“Boy, I told you. No.”
“I’d work for free the first few weeks, just so you could see how—“ The door slammed shut. I took a breath to keep from screaming. I’d lost count of how many places I’d asked to take me on as an apprentice.
If the butcher’s rudeness wasn’t humiliating enough, I turn to find that someone had witnessed the whole scene. A dark-haired boy with glittering blue eyes was leaning on the building across the alleyway. He was smirking like it had all been a show for his personal amusement.
“What are you laughing at?”
“Your pout. The man did you a favor.”
“I’m not pouting. And turning me down wasn’t a favor.”
He shrugged his shoulder making the pack on his back rise and fall. It was as tattered as his clothes. He must be an orphan—carrying everything he owned in one small bag.
“If you want to be someone’s personal slave, then yeah, I guess he wasn’t doing you a favor,” he said.
“Slave? I was asking to be his apprentice.”
“Apprentice. Slave. Same thing.”
He wasn’t making any sense. The best thing to do was leave this crazy orphan to himself, before he swiped the change in my pocket. As I passed him, he pushed off the wall and joined me. He was looking for a moment to steal something from me, but I wasn’t going to give him the chance. I stopped walking and glared at him.
“Do you want something?” I said to let him know I was on to him.
“Just wondering why you were so desperate.” He looked me up and down. “It doesn’t look like you’re starving to me. Why sell your life to that guy?”
“I wasn’t selling my life,” I said as I started walking, hoping to leave him behind. He followed me.
“You wanted him to take you on as an apprentice. He would have made you sign a contract that bound you to him for however many years he felt like.”
“That’s how an apprenticeship works,” I said. What was with him? Lots of people become apprentices. Why did he care?
“Then why would you want it?” he asked.
I took in his tattered clothes and face so smeared with dirt that his eyes looked like glittering sapphires. “So I wouldn’t end up looking like you.” I expected him to say something smart back, but he only laughed.
“There are worse things than looking like me.”
Yeah, smelling like you.
“Truth is, I have more than you do,” he said.
More than me? Wait, how did he…? My hand moved to my pocket.

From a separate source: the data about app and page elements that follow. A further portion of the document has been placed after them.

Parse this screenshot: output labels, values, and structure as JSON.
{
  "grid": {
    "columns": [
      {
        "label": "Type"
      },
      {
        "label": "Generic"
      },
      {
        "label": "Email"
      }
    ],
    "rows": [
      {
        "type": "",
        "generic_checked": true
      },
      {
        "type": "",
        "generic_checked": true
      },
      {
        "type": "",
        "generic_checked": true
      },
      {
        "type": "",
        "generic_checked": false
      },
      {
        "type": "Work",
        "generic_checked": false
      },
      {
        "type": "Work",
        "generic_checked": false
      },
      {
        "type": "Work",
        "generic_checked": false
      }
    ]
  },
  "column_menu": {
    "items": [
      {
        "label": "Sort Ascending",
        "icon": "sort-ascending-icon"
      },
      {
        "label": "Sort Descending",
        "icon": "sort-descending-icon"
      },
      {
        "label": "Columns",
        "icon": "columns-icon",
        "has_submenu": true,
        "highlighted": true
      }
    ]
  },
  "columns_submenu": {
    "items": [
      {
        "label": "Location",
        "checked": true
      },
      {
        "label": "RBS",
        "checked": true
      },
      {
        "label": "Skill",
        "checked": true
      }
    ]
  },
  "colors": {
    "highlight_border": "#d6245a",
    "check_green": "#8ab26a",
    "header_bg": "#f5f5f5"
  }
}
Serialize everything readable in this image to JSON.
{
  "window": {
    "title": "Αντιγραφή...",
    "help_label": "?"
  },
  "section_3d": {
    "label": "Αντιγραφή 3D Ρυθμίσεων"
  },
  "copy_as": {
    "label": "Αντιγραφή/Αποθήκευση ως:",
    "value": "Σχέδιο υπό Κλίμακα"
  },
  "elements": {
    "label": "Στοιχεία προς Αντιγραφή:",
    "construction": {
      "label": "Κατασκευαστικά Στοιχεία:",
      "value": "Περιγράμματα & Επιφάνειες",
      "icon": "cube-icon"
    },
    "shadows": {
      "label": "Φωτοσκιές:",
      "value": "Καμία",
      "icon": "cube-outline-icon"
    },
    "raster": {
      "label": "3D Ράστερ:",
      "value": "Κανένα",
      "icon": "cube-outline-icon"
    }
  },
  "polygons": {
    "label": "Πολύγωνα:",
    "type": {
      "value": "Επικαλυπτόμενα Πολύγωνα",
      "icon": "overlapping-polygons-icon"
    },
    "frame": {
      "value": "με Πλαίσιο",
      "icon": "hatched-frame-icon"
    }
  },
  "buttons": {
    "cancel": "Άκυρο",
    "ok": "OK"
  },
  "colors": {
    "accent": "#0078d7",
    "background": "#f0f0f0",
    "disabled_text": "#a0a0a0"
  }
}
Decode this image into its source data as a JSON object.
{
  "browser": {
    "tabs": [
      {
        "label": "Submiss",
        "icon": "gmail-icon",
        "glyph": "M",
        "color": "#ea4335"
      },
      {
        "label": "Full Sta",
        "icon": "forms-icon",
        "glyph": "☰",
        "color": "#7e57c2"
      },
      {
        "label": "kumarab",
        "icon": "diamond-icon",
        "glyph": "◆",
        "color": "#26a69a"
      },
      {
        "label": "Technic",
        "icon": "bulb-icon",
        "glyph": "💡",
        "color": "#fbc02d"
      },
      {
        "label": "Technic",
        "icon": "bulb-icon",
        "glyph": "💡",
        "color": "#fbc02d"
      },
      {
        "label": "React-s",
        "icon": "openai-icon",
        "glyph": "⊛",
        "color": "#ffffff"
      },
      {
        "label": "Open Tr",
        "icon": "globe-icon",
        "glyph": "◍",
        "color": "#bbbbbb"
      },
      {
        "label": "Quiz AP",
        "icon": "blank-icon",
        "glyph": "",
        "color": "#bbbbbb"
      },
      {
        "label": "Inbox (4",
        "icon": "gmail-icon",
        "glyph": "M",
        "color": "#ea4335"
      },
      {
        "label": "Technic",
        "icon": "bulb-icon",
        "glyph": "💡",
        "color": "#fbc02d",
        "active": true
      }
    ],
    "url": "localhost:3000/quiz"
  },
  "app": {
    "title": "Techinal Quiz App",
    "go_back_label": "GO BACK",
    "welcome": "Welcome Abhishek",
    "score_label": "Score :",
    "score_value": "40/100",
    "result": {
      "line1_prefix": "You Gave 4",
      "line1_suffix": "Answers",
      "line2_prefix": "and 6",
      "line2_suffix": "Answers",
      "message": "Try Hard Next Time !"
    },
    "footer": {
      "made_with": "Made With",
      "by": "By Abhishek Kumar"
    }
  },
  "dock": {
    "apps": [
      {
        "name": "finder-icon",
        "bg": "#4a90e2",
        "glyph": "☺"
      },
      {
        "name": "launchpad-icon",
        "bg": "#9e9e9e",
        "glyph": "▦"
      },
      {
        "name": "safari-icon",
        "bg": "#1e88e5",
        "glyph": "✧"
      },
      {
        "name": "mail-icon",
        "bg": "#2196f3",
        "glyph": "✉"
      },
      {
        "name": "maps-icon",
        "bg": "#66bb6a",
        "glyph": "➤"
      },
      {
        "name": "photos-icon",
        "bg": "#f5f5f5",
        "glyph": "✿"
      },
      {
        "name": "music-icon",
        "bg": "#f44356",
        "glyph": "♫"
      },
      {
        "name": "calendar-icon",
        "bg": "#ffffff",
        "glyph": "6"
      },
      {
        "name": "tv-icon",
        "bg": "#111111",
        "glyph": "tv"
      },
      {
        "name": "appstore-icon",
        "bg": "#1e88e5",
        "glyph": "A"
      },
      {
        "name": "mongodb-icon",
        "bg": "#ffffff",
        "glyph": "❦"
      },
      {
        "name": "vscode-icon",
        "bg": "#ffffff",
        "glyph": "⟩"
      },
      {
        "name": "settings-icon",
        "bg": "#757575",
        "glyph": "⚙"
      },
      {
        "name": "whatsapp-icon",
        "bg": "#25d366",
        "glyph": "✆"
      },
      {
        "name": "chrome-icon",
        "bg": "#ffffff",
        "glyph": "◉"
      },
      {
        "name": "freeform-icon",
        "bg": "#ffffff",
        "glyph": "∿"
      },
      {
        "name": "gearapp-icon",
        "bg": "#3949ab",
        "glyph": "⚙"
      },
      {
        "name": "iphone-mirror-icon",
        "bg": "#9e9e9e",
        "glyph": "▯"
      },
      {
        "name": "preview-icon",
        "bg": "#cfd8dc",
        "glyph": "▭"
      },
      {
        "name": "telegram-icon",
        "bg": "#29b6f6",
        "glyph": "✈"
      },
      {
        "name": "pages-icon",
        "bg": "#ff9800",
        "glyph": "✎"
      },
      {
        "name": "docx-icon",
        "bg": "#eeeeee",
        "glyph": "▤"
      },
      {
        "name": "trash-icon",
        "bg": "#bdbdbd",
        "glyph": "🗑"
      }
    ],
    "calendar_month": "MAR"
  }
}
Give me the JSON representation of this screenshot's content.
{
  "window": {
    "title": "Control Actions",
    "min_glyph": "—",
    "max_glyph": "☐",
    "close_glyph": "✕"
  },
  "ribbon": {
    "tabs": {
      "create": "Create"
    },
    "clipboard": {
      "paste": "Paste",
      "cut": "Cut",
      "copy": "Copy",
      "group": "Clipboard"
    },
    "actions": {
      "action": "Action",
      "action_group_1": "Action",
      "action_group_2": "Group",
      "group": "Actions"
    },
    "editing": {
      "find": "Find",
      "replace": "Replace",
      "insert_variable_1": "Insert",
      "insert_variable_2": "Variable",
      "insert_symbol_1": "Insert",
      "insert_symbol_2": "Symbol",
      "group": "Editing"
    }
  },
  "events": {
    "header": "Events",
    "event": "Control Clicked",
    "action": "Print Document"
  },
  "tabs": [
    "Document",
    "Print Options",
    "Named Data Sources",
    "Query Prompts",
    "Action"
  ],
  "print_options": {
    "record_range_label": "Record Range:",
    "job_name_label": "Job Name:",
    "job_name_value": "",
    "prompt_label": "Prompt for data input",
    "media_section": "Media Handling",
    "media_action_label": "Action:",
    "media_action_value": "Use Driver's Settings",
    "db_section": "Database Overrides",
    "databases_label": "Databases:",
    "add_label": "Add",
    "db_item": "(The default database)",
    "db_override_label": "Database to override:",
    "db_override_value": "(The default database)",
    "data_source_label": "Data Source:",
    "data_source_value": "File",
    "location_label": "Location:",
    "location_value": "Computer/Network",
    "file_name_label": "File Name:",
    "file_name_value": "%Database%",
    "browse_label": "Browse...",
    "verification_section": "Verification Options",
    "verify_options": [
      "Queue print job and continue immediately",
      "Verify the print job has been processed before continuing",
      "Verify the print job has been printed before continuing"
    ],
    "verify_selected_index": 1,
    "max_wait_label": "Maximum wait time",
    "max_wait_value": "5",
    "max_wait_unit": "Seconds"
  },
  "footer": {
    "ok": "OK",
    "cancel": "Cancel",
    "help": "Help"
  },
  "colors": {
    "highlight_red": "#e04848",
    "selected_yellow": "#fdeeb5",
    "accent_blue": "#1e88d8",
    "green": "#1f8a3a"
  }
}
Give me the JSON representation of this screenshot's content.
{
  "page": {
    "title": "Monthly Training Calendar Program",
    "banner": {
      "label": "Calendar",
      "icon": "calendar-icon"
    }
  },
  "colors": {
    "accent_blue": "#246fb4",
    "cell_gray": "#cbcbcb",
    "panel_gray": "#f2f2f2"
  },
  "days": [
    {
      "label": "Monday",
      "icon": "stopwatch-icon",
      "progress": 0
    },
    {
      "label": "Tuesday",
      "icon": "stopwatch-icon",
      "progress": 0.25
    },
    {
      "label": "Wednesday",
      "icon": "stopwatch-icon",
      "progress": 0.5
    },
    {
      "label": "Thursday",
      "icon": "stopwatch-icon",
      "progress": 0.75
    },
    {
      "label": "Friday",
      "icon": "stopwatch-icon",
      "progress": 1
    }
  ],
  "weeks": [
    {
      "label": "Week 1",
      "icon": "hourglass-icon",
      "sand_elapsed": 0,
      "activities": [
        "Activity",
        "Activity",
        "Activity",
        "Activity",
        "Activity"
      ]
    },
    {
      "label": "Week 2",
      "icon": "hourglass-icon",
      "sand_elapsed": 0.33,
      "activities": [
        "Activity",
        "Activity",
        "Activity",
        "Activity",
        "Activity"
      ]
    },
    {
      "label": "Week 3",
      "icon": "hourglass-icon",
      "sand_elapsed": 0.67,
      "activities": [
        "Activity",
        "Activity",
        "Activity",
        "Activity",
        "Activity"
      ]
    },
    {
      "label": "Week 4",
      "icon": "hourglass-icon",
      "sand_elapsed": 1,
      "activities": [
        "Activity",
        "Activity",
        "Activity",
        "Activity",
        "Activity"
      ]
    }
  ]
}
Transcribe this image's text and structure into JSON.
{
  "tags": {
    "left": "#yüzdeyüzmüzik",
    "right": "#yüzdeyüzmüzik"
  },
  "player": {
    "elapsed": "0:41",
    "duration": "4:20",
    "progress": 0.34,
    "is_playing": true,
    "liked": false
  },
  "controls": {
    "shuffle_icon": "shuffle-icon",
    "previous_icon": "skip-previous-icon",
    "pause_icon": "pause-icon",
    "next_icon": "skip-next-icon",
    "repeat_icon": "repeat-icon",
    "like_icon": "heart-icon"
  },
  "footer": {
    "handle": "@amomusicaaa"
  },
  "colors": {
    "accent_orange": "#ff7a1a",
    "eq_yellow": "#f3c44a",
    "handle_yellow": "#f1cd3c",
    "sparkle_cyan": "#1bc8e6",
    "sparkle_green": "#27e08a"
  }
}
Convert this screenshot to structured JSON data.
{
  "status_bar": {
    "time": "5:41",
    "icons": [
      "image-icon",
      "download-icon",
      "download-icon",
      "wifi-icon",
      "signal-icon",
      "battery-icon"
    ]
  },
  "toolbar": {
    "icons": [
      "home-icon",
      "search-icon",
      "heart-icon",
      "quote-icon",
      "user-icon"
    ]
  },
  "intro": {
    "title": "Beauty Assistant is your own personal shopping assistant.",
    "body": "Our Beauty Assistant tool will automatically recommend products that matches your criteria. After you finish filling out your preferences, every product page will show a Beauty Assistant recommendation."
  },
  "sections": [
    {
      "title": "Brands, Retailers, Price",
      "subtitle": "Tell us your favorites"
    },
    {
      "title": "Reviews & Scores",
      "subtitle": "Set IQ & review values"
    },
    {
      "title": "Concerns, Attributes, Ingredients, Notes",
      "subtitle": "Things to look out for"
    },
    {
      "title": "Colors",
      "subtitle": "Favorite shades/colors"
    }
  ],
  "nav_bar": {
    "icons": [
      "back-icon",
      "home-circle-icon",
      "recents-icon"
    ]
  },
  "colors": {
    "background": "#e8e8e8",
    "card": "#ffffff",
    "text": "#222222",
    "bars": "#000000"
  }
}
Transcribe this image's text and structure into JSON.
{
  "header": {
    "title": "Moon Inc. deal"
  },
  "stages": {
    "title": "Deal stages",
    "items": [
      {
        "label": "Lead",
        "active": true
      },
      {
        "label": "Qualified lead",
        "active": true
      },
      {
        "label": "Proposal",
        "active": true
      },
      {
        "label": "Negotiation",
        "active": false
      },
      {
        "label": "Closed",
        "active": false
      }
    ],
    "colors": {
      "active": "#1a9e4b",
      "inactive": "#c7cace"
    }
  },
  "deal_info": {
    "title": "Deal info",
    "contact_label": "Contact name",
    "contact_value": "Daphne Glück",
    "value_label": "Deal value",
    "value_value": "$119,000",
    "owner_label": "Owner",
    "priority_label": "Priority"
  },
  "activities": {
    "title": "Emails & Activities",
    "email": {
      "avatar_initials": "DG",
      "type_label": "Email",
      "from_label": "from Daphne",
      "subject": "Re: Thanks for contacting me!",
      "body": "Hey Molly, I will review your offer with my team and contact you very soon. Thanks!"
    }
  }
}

The money was still there.
The orphan chuckled. “I didn’t take anything.”
I was getting tired of being laughed at by this ragamuffin.
“All I need is right here,” he said stretching out his arms. “My freedom.”
“You can’t spend freedom,” I mumbled as I walked off.
“Sure can, kid.” Why was he calling me kid? He was my age. “You were trying to,” he said.
I didn’t see it as selling my freedom. I was earning freedom. The freedom that came with the money and respect a trade brought.
“Freedom isn’t a trade,” I told him.
“Who says you need a trade?”
I looked at him. Or course he didn’t think you needed a trade. He was a bum.
“Everyone needs a trade or they’ll end up…” I shrugged.
“Like me? My own master. No one to tell me what to do or where to go.”
“They’ll end up with no money and no place to live.” And no respect. Without a skill, you were nobody.
“I have plenty of places to live.” he grinned. “I bet you haven’t been half the places I have.”
He was wrong. I hadn’t been to any of the place he’d gone.
“Name a place you’ve been. I bet you I’ve been there,” he said like he was playing a game.
“I grew up here.” I didn’t look at him so I wouldn’t see the smug look in his bright eyes. It was enough that no one wanted to hire me, I didn’t need this dirty orphan gloating over me.
“You mean you’ve never left this town?”
I gave a limp shrug.
“No wonder you’re ready to throw your life away. You need to live a little.” He elbowed my arm. I veered away from his jab and nearly collided with a woman walking in the opposite direction.
“Watch where you’re going,” she said.
I apologized to her before whirling to the orphan.
“I don’t know why you’re following me,” I snapped, “but I’m not giving you any money if that’s what you’re after.”
He held his hands up. “Not what I’m after. Like I said, I have more—“
“More than me. Yeah, I know. So why are you following me?”
“Just thought you might like to know that there are other options besides grumpy butcher back there.”
“They’re not my options.”
“They could be.”
“Are you asking me to join you?” Did he think I was that desperate? Just because I was turned away from a couple of jobs didn’t mean I was ready to pack my bags and wonder from city to city begging or stealing or whatever he did.
He looked thoughtful. “I don’t normally take people on. I travel alone. But I may let you tag along for a while. Just so you can see what you’re missing.”
He said it like he was doing me a favor.
He laughed. “You’re crazy to pass this up.”
I turned, and again, walked away from him.
“Let me know when you want to take charge of your life,” he called. “But don’t wait too long. I might not be here.” He gave his annoying laugh again, but I didn’t care. He finally stopped following me.
Read it from the orphan boy’s view.